%%
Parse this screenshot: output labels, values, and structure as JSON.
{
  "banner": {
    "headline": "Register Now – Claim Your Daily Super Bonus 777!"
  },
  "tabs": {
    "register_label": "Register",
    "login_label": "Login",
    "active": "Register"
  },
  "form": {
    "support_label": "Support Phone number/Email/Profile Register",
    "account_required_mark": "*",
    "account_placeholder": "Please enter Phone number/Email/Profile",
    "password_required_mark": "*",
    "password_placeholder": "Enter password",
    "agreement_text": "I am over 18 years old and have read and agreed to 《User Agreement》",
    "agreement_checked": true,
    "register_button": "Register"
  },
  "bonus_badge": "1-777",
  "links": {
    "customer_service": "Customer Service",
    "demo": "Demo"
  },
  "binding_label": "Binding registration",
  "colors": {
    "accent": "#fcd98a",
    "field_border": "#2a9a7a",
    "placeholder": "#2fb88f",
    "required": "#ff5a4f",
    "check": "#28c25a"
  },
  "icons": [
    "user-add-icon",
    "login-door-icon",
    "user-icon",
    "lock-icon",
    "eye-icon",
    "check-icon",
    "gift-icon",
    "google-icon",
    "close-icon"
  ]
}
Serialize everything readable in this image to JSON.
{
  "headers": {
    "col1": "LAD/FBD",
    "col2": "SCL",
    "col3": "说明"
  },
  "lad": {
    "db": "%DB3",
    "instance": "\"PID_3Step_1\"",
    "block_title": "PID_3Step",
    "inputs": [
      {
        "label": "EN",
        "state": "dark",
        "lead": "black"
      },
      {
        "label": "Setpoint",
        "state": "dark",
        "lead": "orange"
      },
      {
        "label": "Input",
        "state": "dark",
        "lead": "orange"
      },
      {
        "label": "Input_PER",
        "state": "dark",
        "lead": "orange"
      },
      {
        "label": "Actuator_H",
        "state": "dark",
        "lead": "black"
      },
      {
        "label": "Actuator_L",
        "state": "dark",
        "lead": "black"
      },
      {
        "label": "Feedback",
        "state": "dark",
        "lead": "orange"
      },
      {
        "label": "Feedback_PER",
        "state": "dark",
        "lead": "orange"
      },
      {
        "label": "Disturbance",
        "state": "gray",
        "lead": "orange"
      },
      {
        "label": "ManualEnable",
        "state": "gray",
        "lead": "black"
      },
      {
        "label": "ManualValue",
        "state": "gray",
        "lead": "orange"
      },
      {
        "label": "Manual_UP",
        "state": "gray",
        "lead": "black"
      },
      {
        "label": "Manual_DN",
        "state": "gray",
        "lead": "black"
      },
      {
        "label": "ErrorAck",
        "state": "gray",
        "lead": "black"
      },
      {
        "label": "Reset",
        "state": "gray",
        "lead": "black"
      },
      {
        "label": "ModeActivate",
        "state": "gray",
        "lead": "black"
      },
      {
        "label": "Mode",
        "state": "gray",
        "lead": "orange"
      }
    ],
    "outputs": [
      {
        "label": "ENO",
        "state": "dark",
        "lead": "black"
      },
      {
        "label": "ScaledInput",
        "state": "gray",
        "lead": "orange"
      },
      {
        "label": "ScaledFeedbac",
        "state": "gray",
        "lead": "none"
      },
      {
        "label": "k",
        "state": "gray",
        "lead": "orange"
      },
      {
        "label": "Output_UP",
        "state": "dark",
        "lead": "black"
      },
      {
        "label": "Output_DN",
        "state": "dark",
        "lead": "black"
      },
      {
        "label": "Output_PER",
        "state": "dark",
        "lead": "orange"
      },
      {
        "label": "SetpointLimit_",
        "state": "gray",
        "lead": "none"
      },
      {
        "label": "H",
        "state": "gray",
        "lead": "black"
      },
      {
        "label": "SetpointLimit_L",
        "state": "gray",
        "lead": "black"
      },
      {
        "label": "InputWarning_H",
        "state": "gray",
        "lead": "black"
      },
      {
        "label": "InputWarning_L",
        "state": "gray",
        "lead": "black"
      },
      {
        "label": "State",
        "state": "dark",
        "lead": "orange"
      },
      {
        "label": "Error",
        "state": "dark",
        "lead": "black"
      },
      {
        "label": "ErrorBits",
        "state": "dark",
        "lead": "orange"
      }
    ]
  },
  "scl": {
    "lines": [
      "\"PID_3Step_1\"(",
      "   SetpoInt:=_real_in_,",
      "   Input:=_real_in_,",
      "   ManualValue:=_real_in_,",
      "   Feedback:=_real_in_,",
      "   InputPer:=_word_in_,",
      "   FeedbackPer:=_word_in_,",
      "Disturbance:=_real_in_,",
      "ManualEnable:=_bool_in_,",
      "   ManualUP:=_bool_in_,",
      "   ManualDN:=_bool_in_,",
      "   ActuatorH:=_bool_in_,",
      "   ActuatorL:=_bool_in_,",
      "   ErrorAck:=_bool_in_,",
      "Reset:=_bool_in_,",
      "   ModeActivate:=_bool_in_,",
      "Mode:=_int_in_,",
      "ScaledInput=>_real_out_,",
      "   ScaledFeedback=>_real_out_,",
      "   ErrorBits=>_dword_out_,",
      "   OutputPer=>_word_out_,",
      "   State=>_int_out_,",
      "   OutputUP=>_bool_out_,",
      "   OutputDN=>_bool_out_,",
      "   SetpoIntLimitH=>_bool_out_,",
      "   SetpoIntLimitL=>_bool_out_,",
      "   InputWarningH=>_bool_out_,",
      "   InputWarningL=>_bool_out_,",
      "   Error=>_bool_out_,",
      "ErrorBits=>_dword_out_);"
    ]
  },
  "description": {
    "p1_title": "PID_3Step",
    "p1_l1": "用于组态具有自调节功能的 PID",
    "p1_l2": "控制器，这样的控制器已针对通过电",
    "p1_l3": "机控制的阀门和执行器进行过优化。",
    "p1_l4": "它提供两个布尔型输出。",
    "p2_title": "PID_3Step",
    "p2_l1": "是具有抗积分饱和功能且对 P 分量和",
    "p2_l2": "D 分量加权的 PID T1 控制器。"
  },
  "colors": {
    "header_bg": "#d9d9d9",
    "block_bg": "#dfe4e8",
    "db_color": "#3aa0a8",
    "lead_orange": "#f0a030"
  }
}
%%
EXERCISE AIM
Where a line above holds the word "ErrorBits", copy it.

YOUR SOLUTION
        "label": "ErrorBits",
      "   ErrorBits=>_dword_out_,",
      "ErrorBits=>_dword_out_);"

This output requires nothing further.